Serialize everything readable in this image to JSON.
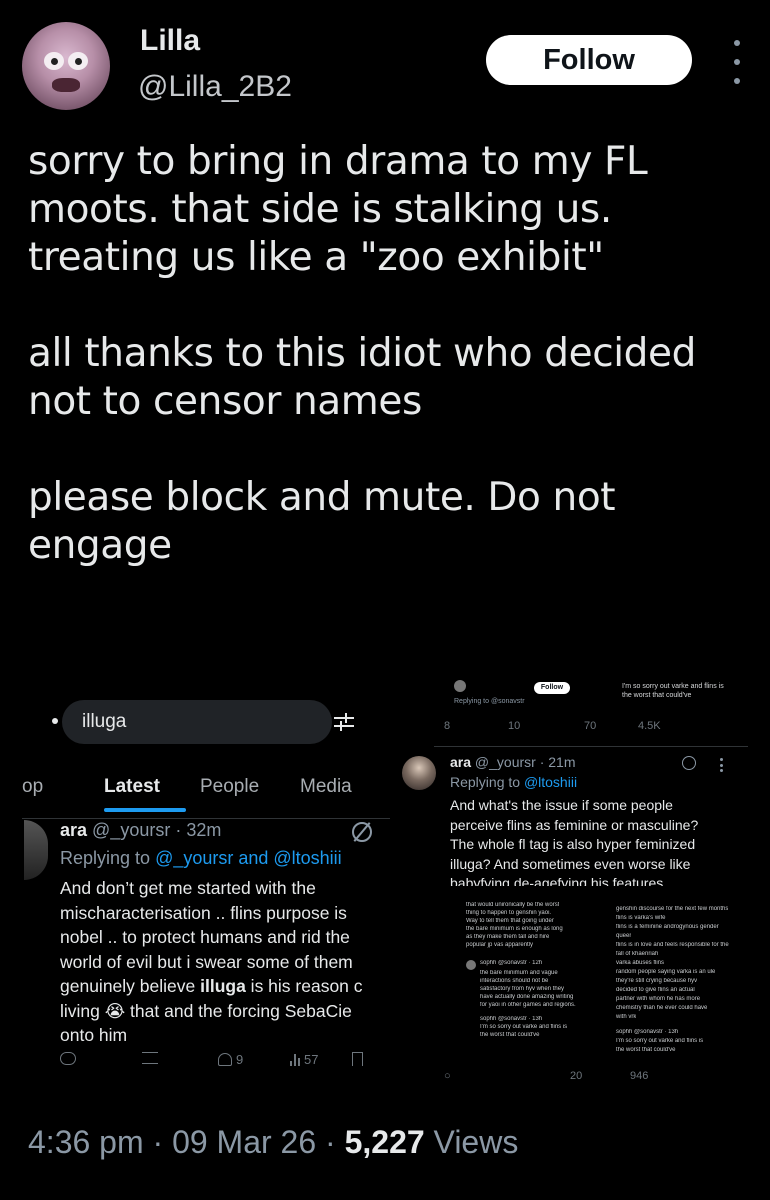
{
  "author": {
    "display_name": "Lilla",
    "handle": "@Lilla_2B2",
    "follow_label": "Follow"
  },
  "tweet": {
    "text": "sorry to bring in drama to my FL\nmoots. that side is stalking us.\ntreating us like a \"zoo exhibit\"\n\nall thanks to this idiot who decided\nnot to censor names\n\nplease block and mute. Do not\nengage",
    "time": "4:36 pm",
    "date": "09 Mar 26",
    "views_count": "5,227",
    "views_label": "Views",
    "separator": "·"
  },
  "left_screenshot": {
    "search_query": "illuga",
    "tabs": [
      {
        "label": "op"
      },
      {
        "label": "Latest"
      },
      {
        "label": "People"
      },
      {
        "label": "Media"
      }
    ],
    "post": {
      "name": "ara",
      "meta": "@_yoursr · 32m",
      "reply_prefix": "Replying to ",
      "reply_mention": "@_yoursr and @ltoshiii",
      "text_before": "And don’t get me started with the\nmischaracterisation .. flins purpose is\nnobel .. to protect humans and rid the\nworld of evil but i swear some of them\ngenuinely believe ",
      "text_bold": "illuga",
      "text_after": " is his reason c\nliving 😭 that and the forcing SebaCie\nonto him",
      "likes": "9",
      "views": "57"
    }
  },
  "right_screenshot": {
    "top_stats": {
      "replies": "8",
      "retweets": "10",
      "likes": "70",
      "views": "4.5K"
    },
    "top_follow_label": "Follow",
    "top_reply_text": "Replying to @sonavstr",
    "top_right_text": "I'm so sorry out varke and flins is\nthe worst that could've",
    "post": {
      "name": "ara",
      "meta": "@_yoursr · 21m",
      "reply_prefix": "Replying to ",
      "reply_mention": "@ltoshiii",
      "text": "And what's the issue if some people\nperceive flins as feminine or masculine?\nThe whole fl tag is also hyper feminized\nilluga? And sometimes even worse like\nbabyfying de-agefying his features"
    },
    "inner_a": {
      "lines": [
        "that would unironically be the worst",
        "thing to happen to genshin yaoi.",
        "Way to tell them that going under",
        "the bare minimum is enough as long",
        "as they make them tall and hire",
        "popular jp vas apparently"
      ],
      "reply_name": "sophh",
      "reply_meta": "@sonavstr · 12h",
      "reply_lines": [
        "the bare minimum and vague",
        "interactions should not be",
        "satisfactory from hyv when they",
        "have actually done amazing writing",
        "for yaoi in other games and regions."
      ],
      "quote_name": "sophh",
      "quote_meta": "@sonavstr · 13h",
      "quote_lines": [
        "I'm so sorry out varke and flins is",
        "the worst that could've"
      ]
    },
    "inner_b": {
      "lines": [
        "genshin discourse for the next few months",
        "flins is varka's wife",
        "flins is a feminine androgynous gender",
        "queer",
        "flins is in love and feels responsible for the",
        "fall of khaenriah",
        "varka abuses flins",
        "random people saying varka is an ule",
        "they're still crying because hyv",
        "decided to give flins an actual",
        "partner with whom he has more",
        "chemistry than he ever could have",
        "with vrk"
      ],
      "quote_name": "sophh",
      "quote_meta": "@sonavstr · 13h",
      "quote_lines": [
        "I'm so sorry out varke and flins is",
        "the worst that could've"
      ]
    },
    "bottom_stats": {
      "likes": "20",
      "views": "946"
    }
  }
}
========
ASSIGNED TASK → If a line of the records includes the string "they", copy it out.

FINISHED TASK →
        "as they make them tall and hire",
        "satisfactory from hyv when they",
        "they're still crying because hyv",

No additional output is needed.